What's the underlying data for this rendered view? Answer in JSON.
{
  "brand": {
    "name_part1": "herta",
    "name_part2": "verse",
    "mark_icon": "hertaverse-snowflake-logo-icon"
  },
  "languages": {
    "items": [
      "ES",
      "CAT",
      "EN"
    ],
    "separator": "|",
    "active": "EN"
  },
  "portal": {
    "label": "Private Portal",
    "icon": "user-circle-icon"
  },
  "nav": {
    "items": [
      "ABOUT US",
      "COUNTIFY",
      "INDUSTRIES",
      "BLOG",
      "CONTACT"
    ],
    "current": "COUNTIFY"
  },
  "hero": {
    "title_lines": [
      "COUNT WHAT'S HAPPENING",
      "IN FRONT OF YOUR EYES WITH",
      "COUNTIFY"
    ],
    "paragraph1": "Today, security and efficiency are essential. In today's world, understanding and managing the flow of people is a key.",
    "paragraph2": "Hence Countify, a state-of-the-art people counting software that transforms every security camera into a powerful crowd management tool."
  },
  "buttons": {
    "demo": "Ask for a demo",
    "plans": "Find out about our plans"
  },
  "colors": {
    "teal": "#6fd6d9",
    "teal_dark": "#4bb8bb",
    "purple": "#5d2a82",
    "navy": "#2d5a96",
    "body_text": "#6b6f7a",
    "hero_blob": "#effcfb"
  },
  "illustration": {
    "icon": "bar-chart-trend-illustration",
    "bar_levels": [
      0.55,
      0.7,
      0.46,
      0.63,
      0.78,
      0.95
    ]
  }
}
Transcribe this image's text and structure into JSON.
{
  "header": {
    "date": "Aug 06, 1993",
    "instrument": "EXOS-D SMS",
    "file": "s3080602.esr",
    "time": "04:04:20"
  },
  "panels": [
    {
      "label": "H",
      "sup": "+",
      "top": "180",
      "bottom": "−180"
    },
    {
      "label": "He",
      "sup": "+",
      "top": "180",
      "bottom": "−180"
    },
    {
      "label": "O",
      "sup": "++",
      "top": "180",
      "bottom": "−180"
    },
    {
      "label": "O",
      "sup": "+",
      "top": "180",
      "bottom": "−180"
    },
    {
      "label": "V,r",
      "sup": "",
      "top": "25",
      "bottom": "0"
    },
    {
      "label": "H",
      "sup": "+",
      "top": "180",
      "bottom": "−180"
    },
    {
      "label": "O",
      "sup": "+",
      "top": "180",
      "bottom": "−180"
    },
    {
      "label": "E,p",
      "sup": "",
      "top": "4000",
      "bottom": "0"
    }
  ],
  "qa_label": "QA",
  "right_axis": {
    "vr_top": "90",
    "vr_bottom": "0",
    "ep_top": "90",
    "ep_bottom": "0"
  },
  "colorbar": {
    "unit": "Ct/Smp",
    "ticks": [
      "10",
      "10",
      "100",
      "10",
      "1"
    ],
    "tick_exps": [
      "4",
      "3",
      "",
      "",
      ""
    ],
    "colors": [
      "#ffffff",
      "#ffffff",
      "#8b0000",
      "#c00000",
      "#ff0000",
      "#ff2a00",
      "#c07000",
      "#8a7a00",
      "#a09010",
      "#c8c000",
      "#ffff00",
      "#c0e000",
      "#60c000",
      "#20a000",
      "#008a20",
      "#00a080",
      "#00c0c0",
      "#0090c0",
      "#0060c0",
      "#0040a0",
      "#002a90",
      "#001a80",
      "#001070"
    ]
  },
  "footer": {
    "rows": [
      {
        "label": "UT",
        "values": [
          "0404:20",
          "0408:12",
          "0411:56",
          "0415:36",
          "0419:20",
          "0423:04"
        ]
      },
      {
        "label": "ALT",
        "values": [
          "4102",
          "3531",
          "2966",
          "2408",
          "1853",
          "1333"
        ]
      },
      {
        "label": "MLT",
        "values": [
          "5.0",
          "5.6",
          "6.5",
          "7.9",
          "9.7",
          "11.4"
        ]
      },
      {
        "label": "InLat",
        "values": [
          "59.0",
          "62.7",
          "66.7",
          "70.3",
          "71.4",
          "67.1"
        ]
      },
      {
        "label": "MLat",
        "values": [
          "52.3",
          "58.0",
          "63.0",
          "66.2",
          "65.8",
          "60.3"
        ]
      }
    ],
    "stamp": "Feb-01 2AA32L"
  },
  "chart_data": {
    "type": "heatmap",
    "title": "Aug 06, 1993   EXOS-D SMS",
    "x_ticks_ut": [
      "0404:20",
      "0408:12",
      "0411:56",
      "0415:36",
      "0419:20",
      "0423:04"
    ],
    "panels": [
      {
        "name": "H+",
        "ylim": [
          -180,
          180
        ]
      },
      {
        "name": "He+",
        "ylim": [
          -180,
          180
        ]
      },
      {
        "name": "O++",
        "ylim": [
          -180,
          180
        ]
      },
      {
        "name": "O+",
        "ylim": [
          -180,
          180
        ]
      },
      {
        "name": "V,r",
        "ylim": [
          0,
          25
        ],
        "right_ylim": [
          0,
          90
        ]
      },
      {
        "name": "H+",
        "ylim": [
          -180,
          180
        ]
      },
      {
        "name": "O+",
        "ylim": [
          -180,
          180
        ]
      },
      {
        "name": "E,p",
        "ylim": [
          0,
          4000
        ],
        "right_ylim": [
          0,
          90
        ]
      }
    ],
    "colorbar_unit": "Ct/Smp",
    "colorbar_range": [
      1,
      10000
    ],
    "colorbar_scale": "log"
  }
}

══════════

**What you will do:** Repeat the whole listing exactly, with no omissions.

**Problem solution:**
What's the underlying data for this rendered view? Answer in JSON.
{
  "brand": {
    "name_part1": "herta",
    "name_part2": "verse",
    "mark_icon": "hertaverse-snowflake-logo-icon"
  },
  "languages": {
    "items": [
      "ES",
      "CAT",
      "EN"
    ],
    "separator": "|",
    "active": "EN"
  },
  "portal": {
    "label": "Private Portal",
    "icon": "user-circle-icon"
  },
  "nav": {
    "items": [
      "ABOUT US",
      "COUNTIFY",
      "INDUSTRIES",
      "BLOG",
      "CONTACT"
    ],
    "current": "COUNTIFY"
  },
  "hero": {
    "title_lines": [
      "COUNT WHAT'S HAPPENING",
      "IN FRONT OF YOUR EYES WITH",
      "COUNTIFY"
    ],
    "paragraph1": "Today, security and efficiency are essential. In today's world, understanding and managing the flow of people is a key.",
    "paragraph2": "Hence Countify, a state-of-the-art people counting software that transforms every security camera into a powerful crowd management tool."
  },
  "buttons": {
    "demo": "Ask for a demo",
    "plans": "Find out about our plans"
  },
  "colors": {
    "teal": "#6fd6d9",
    "teal_dark": "#4bb8bb",
    "purple": "#5d2a82",
    "navy": "#2d5a96",
    "body_text": "#6b6f7a",
    "hero_blob": "#effcfb"
  },
  "illustration": {
    "icon": "bar-chart-trend-illustration",
    "bar_levels": [
      0.55,
      0.7,
      0.46,
      0.63,
      0.78,
      0.95
    ]
  }
}
Transcribe this image's text and structure into JSON.
{
  "header": {
    "date": "Aug 06, 1993",
    "instrument": "EXOS-D SMS",
    "file": "s3080602.esr",
    "time": "04:04:20"
  },
  "panels": [
    {
      "label": "H",
      "sup": "+",
      "top": "180",
      "bottom": "−180"
    },
    {
      "label": "He",
      "sup": "+",
      "top": "180",
      "bottom": "−180"
    },
    {
      "label": "O",
      "sup": "++",
      "top": "180",
      "bottom": "−180"
    },
    {
      "label": "O",
      "sup": "+",
      "top": "180",
      "bottom": "−180"
    },
    {
      "label": "V,r",
      "sup": "",
      "top": "25",
      "bottom": "0"
    },
    {
      "label": "H",
      "sup": "+",
      "top": "180",
      "bottom": "−180"
    },
    {
      "label": "O",
      "sup": "+",
      "top": "180",
      "bottom": "−180"
    },
    {
      "label": "E,p",
      "sup": "",
      "top": "4000",
      "bottom": "0"
    }
  ],
  "qa_label": "QA",
  "right_axis": {
    "vr_top": "90",
    "vr_bottom": "0",
    "ep_top": "90",
    "ep_bottom": "0"
  },
  "colorbar": {
    "unit": "Ct/Smp",
    "ticks": [
      "10",
      "10",
      "100",
      "10",
      "1"
    ],
    "tick_exps": [
      "4",
      "3",
      "",
      "",
      ""
    ],
    "colors": [
      "#ffffff",
      "#ffffff",
      "#8b0000",
      "#c00000",
      "#ff0000",
      "#ff2a00",
      "#c07000",
      "#8a7a00",
      "#a09010",
      "#c8c000",
      "#ffff00",
      "#c0e000",
      "#60c000",
      "#20a000",
      "#008a20",
      "#00a080",
      "#00c0c0",
      "#0090c0",
      "#0060c0",
      "#0040a0",
      "#002a90",
      "#001a80",
      "#001070"
    ]
  },
  "footer": {
    "rows": [
      {
        "label": "UT",
        "values": [
          "0404:20",
          "0408:12",
          "0411:56",
          "0415:36",
          "0419:20",
          "0423:04"
        ]
      },
      {
        "label": "ALT",
        "values": [
          "4102",
          "3531",
          "2966",
          "2408",
          "1853",
          "1333"
        ]
      },
      {
        "label": "MLT",
        "values": [
          "5.0",
          "5.6",
          "6.5",
          "7.9",
          "9.7",
          "11.4"
        ]
      },
      {
        "label": "InLat",
        "values": [
          "59.0",
          "62.7",
          "66.7",
          "70.3",
          "71.4",
          "67.1"
        ]
      },
      {
        "label": "MLat",
        "values": [
          "52.3",
          "58.0",
          "63.0",
          "66.2",
          "65.8",
          "60.3"
        ]
      }
    ],
    "stamp": "Feb-01 2AA32L"
  },
  "chart_data": {
    "type": "heatmap",
    "title": "Aug 06, 1993   EXOS-D SMS",
    "x_ticks_ut": [
      "0404:20",
      "0408:12",
      "0411:56",
      "0415:36",
      "0419:20",
      "0423:04"
    ],
    "panels": [
      {
        "name": "H+",
        "ylim": [
          -180,
          180
        ]
      },
      {
        "name": "He+",
        "ylim": [
          -180,
          180
        ]
      },
      {
        "name": "O++",
        "ylim": [
          -180,
          180
        ]
      },
      {
        "name": "O+",
        "ylim": [
          -180,
          180
        ]
      },
      {
        "name": "V,r",
        "ylim": [
          0,
          25
        ],
        "right_ylim": [
          0,
          90
        ]
      },
      {
        "name": "H+",
        "ylim": [
          -180,
          180
        ]
      },
      {
        "name": "O+",
        "ylim": [
          -180,
          180
        ]
      },
      {
        "name": "E,p",
        "ylim": [
          0,
          4000
        ],
        "right_ylim": [
          0,
          90
        ]
      }
    ],
    "colorbar_unit": "Ct/Smp",
    "colorbar_range": [
      1,
      10000
    ],
    "colorbar_scale": "log"
  }
}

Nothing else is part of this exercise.